Work to be completed
All lines holding the word "name" are to be copied from the records beneath.

Entries shown
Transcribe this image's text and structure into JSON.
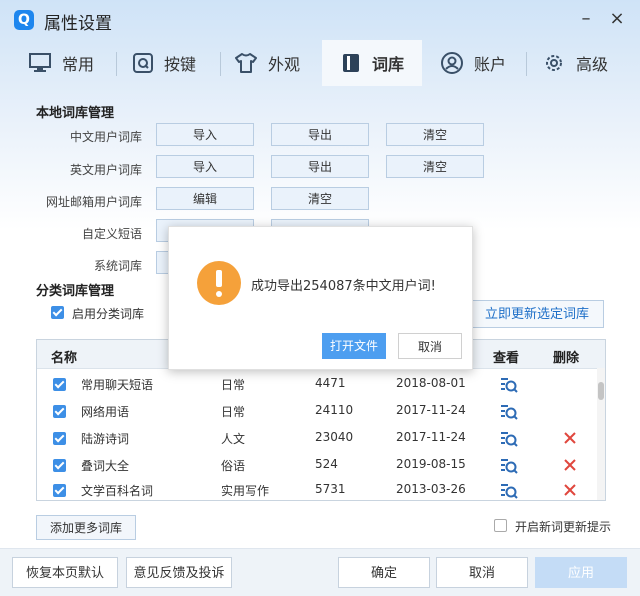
{
  "window": {
    "title": "属性设置",
    "logo_letter": "Q"
  },
  "tabs": [
    {
      "label": "常用",
      "icon": "monitor-icon"
    },
    {
      "label": "按键",
      "icon": "keyboard-icon"
    },
    {
      "label": "外观",
      "icon": "shirt-icon"
    },
    {
      "label": "词库",
      "icon": "book-icon",
      "active": true
    },
    {
      "label": "账户",
      "icon": "user-icon"
    },
    {
      "label": "高级",
      "icon": "gear-icon"
    }
  ],
  "local": {
    "heading": "本地词库管理",
    "rows": [
      {
        "label": "中文用户词库",
        "buttons": [
          "导入",
          "导出",
          "清空"
        ]
      },
      {
        "label": "英文用户词库",
        "buttons": [
          "导入",
          "导出",
          "清空"
        ]
      },
      {
        "label": "网址邮箱用户词库",
        "buttons": [
          "编辑",
          "清空"
        ]
      },
      {
        "label": "自定义短语",
        "buttons": []
      },
      {
        "label": "系统词库",
        "buttons": []
      }
    ]
  },
  "category": {
    "heading": "分类词库管理",
    "enable_label": "启用分类词库",
    "update_button": "立即更新选定词库",
    "columns": [
      "名称",
      "查看",
      "删除"
    ],
    "rows": [
      {
        "name": "常用聊天短语",
        "type": "日常",
        "count": "4471",
        "date": "2018-08-01",
        "deletable": false
      },
      {
        "name": "网络用语",
        "type": "日常",
        "count": "24110",
        "date": "2017-11-24",
        "deletable": false
      },
      {
        "name": "陆游诗词",
        "type": "人文",
        "count": "23040",
        "date": "2017-11-24",
        "deletable": true
      },
      {
        "name": "叠词大全",
        "type": "俗语",
        "count": "524",
        "date": "2019-08-15",
        "deletable": true
      },
      {
        "name": "文学百科名词",
        "type": "实用写作",
        "count": "5731",
        "date": "2013-03-26",
        "deletable": true
      }
    ],
    "add_more_button": "添加更多词库",
    "notify_label": "开启新词更新提示"
  },
  "footer": {
    "restore": "恢复本页默认",
    "feedback": "意见反馈及投诉",
    "ok": "确定",
    "cancel": "取消",
    "apply": "应用"
  },
  "dialog": {
    "message": "成功导出254087条中文用户词!",
    "open_file": "打开文件",
    "cancel": "取消"
  },
  "colors": {
    "accent": "#3d8fe6",
    "warning": "#f5a13a",
    "delete": "#e0473e"
  }
}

Answer to this exercise
        "name": "常用聊天短语",
        "name": "网络用语",
        "name": "陆游诗词",
        "name": "叠词大全",
        "name": "文学百科名词",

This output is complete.